- [RECORDED DATA]:
□ □ □

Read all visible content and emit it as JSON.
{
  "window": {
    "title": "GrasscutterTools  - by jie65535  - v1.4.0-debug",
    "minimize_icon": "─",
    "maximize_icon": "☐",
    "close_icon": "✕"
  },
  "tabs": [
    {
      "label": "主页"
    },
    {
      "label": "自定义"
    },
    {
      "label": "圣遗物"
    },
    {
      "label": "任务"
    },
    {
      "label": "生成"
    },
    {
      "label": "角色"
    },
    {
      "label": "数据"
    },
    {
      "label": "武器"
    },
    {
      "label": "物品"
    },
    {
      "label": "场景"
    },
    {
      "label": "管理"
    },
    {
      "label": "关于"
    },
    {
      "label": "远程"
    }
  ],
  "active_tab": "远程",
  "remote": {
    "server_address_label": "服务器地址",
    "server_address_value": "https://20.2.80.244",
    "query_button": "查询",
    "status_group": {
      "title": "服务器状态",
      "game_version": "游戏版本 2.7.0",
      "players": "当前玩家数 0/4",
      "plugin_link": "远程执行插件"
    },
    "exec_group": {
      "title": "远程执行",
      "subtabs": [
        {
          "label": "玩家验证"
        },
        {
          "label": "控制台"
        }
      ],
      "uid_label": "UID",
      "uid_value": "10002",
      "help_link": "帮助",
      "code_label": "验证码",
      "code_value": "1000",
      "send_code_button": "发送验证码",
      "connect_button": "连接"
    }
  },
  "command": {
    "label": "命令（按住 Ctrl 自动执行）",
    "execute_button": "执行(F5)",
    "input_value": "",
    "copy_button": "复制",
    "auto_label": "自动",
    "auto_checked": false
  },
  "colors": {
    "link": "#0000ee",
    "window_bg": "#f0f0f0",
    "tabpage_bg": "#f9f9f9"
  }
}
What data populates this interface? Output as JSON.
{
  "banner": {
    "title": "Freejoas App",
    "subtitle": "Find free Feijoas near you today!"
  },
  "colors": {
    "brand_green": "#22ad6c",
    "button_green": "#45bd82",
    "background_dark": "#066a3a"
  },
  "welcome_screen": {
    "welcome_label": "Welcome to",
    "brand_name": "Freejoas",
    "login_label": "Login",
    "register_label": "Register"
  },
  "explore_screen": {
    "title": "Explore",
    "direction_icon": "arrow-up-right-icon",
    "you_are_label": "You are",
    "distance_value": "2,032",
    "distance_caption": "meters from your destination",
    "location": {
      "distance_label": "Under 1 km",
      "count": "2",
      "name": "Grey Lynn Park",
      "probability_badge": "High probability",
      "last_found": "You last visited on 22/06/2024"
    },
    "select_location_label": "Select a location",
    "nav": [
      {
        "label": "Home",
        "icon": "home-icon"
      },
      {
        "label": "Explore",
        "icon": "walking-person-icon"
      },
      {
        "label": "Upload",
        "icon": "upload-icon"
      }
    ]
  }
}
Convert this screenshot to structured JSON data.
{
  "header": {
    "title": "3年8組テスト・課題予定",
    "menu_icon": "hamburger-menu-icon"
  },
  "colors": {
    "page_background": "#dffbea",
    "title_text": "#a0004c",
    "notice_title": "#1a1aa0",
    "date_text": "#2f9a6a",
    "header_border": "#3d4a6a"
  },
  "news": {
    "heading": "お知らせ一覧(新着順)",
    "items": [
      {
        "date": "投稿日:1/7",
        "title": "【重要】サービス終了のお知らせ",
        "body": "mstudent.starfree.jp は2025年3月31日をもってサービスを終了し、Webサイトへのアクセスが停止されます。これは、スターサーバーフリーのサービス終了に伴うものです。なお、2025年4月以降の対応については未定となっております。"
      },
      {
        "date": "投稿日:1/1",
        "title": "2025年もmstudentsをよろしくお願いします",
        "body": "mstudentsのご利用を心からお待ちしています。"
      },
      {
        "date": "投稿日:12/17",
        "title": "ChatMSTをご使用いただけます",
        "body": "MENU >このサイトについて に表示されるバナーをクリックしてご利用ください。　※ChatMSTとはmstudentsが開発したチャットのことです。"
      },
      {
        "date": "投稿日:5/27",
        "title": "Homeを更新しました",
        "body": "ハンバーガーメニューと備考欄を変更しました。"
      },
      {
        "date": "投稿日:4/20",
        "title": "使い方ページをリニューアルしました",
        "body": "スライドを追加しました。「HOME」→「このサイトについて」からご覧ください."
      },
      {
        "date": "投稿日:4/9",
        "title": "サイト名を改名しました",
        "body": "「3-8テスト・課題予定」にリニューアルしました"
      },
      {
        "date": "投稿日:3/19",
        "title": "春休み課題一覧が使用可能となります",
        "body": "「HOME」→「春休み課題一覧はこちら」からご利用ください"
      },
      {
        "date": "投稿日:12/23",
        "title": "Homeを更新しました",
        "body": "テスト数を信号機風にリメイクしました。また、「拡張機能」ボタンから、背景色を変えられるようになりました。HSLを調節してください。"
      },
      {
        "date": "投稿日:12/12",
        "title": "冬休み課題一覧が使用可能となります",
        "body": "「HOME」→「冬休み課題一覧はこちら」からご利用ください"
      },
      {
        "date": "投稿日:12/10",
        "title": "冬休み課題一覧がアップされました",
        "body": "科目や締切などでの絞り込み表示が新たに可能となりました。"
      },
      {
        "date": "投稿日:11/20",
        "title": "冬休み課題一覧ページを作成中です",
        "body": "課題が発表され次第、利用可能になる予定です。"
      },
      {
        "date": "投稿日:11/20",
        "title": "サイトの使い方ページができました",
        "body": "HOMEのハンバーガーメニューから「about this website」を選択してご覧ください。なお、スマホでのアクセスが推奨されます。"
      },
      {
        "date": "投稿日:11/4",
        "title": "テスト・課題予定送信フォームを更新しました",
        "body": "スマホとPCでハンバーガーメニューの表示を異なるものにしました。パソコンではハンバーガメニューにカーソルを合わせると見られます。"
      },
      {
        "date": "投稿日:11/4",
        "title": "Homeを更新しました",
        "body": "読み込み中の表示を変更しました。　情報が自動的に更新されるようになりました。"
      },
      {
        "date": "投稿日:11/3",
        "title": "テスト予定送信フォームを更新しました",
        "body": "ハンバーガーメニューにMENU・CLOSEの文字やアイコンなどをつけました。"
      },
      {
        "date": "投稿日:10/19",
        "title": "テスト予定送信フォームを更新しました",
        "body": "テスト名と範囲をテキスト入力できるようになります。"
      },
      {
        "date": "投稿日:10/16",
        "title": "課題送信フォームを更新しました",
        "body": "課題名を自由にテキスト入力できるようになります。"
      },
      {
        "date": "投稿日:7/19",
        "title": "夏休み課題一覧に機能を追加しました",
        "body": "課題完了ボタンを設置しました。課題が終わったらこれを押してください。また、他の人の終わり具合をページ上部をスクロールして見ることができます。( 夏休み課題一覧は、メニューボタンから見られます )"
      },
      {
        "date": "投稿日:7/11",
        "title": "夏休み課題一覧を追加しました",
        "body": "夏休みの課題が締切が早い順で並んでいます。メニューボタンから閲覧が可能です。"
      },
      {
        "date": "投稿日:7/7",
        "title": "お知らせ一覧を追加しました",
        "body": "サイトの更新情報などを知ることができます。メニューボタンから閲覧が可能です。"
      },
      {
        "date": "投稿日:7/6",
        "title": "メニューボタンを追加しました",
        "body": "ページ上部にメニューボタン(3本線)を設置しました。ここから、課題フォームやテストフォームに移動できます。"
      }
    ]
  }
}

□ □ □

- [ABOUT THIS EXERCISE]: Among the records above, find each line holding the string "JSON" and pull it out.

- [WRITTEN RESPONSE]:
Read all visible content and emit it as JSON.
What data populates this interface? Output as JSON.
Convert this screenshot to structured JSON data.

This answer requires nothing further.